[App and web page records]
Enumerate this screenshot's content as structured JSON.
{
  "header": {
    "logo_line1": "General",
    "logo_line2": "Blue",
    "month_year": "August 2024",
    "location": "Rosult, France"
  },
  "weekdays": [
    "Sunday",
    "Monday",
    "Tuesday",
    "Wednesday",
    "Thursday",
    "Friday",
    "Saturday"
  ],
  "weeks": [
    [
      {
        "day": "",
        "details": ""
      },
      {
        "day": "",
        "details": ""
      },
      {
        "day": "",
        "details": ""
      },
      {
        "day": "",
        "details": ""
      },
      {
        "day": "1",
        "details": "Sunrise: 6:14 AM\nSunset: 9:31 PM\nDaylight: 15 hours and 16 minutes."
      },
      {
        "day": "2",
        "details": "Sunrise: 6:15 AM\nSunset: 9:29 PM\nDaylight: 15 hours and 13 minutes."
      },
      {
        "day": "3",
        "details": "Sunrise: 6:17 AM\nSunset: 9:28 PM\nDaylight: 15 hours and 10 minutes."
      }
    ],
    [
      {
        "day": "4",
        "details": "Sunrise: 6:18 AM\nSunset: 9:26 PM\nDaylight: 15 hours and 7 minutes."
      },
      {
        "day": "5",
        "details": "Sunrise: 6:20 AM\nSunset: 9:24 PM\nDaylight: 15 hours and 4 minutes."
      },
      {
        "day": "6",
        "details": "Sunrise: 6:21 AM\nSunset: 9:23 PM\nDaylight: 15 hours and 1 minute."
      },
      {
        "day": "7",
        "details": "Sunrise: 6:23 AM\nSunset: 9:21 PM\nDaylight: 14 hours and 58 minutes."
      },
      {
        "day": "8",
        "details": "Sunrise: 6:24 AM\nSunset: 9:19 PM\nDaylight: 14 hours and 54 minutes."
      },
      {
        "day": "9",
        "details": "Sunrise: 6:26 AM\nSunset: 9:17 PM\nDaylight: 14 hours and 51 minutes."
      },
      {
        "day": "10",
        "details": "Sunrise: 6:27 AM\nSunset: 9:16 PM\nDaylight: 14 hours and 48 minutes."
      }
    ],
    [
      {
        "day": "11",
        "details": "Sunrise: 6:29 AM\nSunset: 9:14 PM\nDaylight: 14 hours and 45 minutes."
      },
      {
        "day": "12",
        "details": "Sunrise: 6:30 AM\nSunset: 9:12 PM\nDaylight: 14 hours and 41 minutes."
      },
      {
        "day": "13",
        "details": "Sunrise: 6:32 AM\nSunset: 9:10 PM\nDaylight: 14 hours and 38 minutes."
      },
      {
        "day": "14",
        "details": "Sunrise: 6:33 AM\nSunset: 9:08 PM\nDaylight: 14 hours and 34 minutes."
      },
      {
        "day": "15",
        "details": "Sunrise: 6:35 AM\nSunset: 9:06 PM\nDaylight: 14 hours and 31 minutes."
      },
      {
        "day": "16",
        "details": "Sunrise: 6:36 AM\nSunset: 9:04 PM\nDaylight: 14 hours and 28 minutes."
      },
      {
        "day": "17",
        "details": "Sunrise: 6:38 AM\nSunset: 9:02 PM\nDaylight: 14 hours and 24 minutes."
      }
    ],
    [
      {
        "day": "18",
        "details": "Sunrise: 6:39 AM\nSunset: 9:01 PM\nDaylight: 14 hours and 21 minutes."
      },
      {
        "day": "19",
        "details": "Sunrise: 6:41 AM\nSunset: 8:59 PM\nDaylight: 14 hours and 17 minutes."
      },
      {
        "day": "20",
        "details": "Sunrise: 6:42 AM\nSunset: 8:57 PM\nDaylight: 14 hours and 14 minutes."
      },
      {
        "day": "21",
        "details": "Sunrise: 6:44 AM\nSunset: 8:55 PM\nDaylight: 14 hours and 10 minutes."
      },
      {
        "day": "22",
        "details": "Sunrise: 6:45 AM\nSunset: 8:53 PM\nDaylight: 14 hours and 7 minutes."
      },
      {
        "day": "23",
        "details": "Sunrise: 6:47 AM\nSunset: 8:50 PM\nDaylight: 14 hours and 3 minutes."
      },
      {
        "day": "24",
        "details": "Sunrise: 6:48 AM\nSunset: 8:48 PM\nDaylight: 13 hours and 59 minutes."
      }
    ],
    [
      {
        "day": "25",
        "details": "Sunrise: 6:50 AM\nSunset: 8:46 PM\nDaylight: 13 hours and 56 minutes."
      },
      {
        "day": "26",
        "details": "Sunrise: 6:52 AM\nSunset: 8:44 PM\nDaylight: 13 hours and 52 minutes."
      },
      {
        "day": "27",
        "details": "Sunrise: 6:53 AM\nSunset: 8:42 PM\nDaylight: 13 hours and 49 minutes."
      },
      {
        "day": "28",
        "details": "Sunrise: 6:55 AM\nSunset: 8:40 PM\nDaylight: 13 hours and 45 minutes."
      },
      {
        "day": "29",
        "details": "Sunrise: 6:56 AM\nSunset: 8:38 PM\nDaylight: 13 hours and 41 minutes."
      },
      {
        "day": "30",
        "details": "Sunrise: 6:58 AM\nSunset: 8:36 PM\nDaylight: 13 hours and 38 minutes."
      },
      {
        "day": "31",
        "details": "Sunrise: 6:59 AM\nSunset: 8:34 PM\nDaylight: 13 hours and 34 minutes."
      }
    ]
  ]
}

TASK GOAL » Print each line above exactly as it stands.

RESPONSE FOR THIS EXERCISE »
Enumerate this screenshot's content as structured JSON.
{
  "header": {
    "logo_line1": "General",
    "logo_line2": "Blue",
    "month_year": "August 2024",
    "location": "Rosult, France"
  },
  "weekdays": [
    "Sunday",
    "Monday",
    "Tuesday",
    "Wednesday",
    "Thursday",
    "Friday",
    "Saturday"
  ],
  "weeks": [
    [
      {
        "day": "",
        "details": ""
      },
      {
        "day": "",
        "details": ""
      },
      {
        "day": "",
        "details": ""
      },
      {
        "day": "",
        "details": ""
      },
      {
        "day": "1",
        "details": "Sunrise: 6:14 AM\nSunset: 9:31 PM\nDaylight: 15 hours and 16 minutes."
      },
      {
        "day": "2",
        "details": "Sunrise: 6:15 AM\nSunset: 9:29 PM\nDaylight: 15 hours and 13 minutes."
      },
      {
        "day": "3",
        "details": "Sunrise: 6:17 AM\nSunset: 9:28 PM\nDaylight: 15 hours and 10 minutes."
      }
    ],
    [
      {
        "day": "4",
        "details": "Sunrise: 6:18 AM\nSunset: 9:26 PM\nDaylight: 15 hours and 7 minutes."
      },
      {
        "day": "5",
        "details": "Sunrise: 6:20 AM\nSunset: 9:24 PM\nDaylight: 15 hours and 4 minutes."
      },
      {
        "day": "6",
        "details": "Sunrise: 6:21 AM\nSunset: 9:23 PM\nDaylight: 15 hours and 1 minute."
      },
      {
        "day": "7",
        "details": "Sunrise: 6:23 AM\nSunset: 9:21 PM\nDaylight: 14 hours and 58 minutes."
      },
      {
        "day": "8",
        "details": "Sunrise: 6:24 AM\nSunset: 9:19 PM\nDaylight: 14 hours and 54 minutes."
      },
      {
        "day": "9",
        "details": "Sunrise: 6:26 AM\nSunset: 9:17 PM\nDaylight: 14 hours and 51 minutes."
      },
      {
        "day": "10",
        "details": "Sunrise: 6:27 AM\nSunset: 9:16 PM\nDaylight: 14 hours and 48 minutes."
      }
    ],
    [
      {
        "day": "11",
        "details": "Sunrise: 6:29 AM\nSunset: 9:14 PM\nDaylight: 14 hours and 45 minutes."
      },
      {
        "day": "12",
        "details": "Sunrise: 6:30 AM\nSunset: 9:12 PM\nDaylight: 14 hours and 41 minutes."
      },
      {
        "day": "13",
        "details": "Sunrise: 6:32 AM\nSunset: 9:10 PM\nDaylight: 14 hours and 38 minutes."
      },
      {
        "day": "14",
        "details": "Sunrise: 6:33 AM\nSunset: 9:08 PM\nDaylight: 14 hours and 34 minutes."
      },
      {
        "day": "15",
        "details": "Sunrise: 6:35 AM\nSunset: 9:06 PM\nDaylight: 14 hours and 31 minutes."
      },
      {
        "day": "16",
        "details": "Sunrise: 6:36 AM\nSunset: 9:04 PM\nDaylight: 14 hours and 28 minutes."
      },
      {
        "day": "17",
        "details": "Sunrise: 6:38 AM\nSunset: 9:02 PM\nDaylight: 14 hours and 24 minutes."
      }
    ],
    [
      {
        "day": "18",
        "details": "Sunrise: 6:39 AM\nSunset: 9:01 PM\nDaylight: 14 hours and 21 minutes."
      },
      {
        "day": "19",
        "details": "Sunrise: 6:41 AM\nSunset: 8:59 PM\nDaylight: 14 hours and 17 minutes."
      },
      {
        "day": "20",
        "details": "Sunrise: 6:42 AM\nSunset: 8:57 PM\nDaylight: 14 hours and 14 minutes."
      },
      {
        "day": "21",
        "details": "Sunrise: 6:44 AM\nSunset: 8:55 PM\nDaylight: 14 hours and 10 minutes."
      },
      {
        "day": "22",
        "details": "Sunrise: 6:45 AM\nSunset: 8:53 PM\nDaylight: 14 hours and 7 minutes."
      },
      {
        "day": "23",
        "details": "Sunrise: 6:47 AM\nSunset: 8:50 PM\nDaylight: 14 hours and 3 minutes."
      },
      {
        "day": "24",
        "details": "Sunrise: 6:48 AM\nSunset: 8:48 PM\nDaylight: 13 hours and 59 minutes."
      }
    ],
    [
      {
        "day": "25",
        "details": "Sunrise: 6:50 AM\nSunset: 8:46 PM\nDaylight: 13 hours and 56 minutes."
      },
      {
        "day": "26",
        "details": "Sunrise: 6:52 AM\nSunset: 8:44 PM\nDaylight: 13 hours and 52 minutes."
      },
      {
        "day": "27",
        "details": "Sunrise: 6:53 AM\nSunset: 8:42 PM\nDaylight: 13 hours and 49 minutes."
      },
      {
        "day": "28",
        "details": "Sunrise: 6:55 AM\nSunset: 8:40 PM\nDaylight: 13 hours and 45 minutes."
      },
      {
        "day": "29",
        "details": "Sunrise: 6:56 AM\nSunset: 8:38 PM\nDaylight: 13 hours and 41 minutes."
      },
      {
        "day": "30",
        "details": "Sunrise: 6:58 AM\nSunset: 8:36 PM\nDaylight: 13 hours and 38 minutes."
      },
      {
        "day": "31",
        "details": "Sunrise: 6:59 AM\nSunset: 8:34 PM\nDaylight: 13 hours and 34 minutes."
      }
    ]
  ]
}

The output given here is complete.